Records from a data source:

──────

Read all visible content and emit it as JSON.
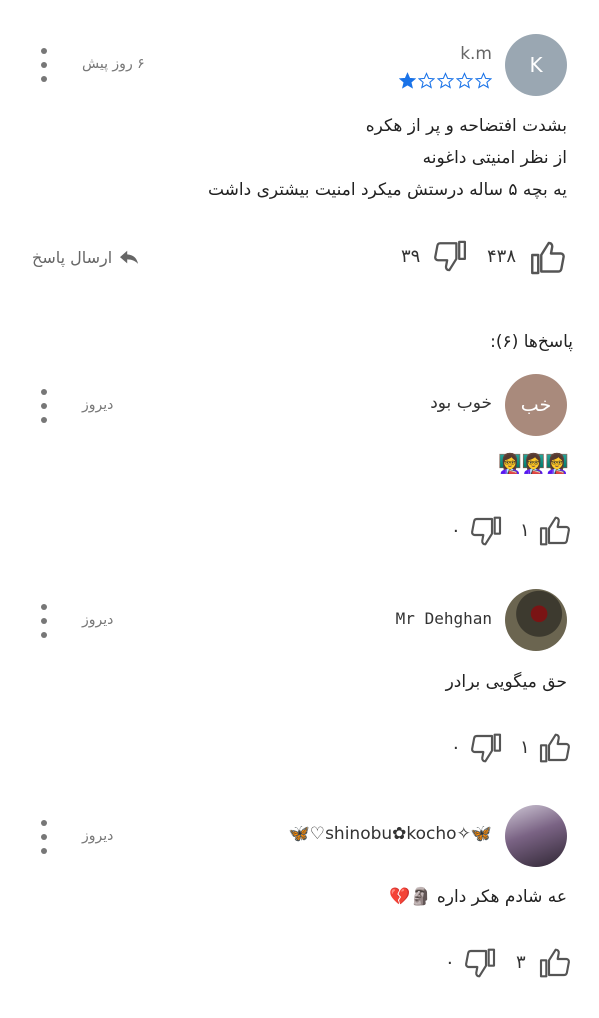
{
  "main_comment": {
    "author": "k.m",
    "avatar_letter": "K",
    "avatar_color": "#9aa7b2",
    "time": "۶ روز پیش",
    "rating": 1,
    "rating_max": 5,
    "star_color": "#1a73e8",
    "lines": [
      "بشدت افتضاحه و پر از هکره",
      "از نظر امنیتی داغونه",
      "یه بچه ۵ ساله درستش میکرد امنیت بیشتری داشت"
    ],
    "likes": "۴۳۸",
    "dislikes": "۳۹",
    "reply_label": "ارسال پاسخ"
  },
  "replies_title": "پاسخ‌ها (۶):",
  "replies": [
    {
      "author": "خوب بود",
      "avatar_letter": "خب",
      "avatar_color": "#a98a7c",
      "time": "دیروز",
      "text": "👩‍🏫👩‍🏫👩‍🏫",
      "likes": "۱",
      "dislikes": "۰"
    },
    {
      "author": "Mr Dehghan",
      "avatar_color": "#5a5a4a",
      "time": "دیروز",
      "text": "حق میگویی برادر",
      "likes": "۱",
      "dislikes": "۰"
    },
    {
      "author": "🦋✧shinobu✿kocho♡🦋",
      "avatar_color": "#6e5a7a",
      "time": "دیروز",
      "text": "عه شادم هکر داره 🗿💔",
      "likes": "۳",
      "dislikes": "۰"
    }
  ]
}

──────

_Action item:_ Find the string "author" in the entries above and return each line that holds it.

_Written response:_
    "author": "k.m",
      "author": "خوب بود",
      "author": "Mr Dehghan",
      "author": "🦋✧shinobu✿kocho♡🦋",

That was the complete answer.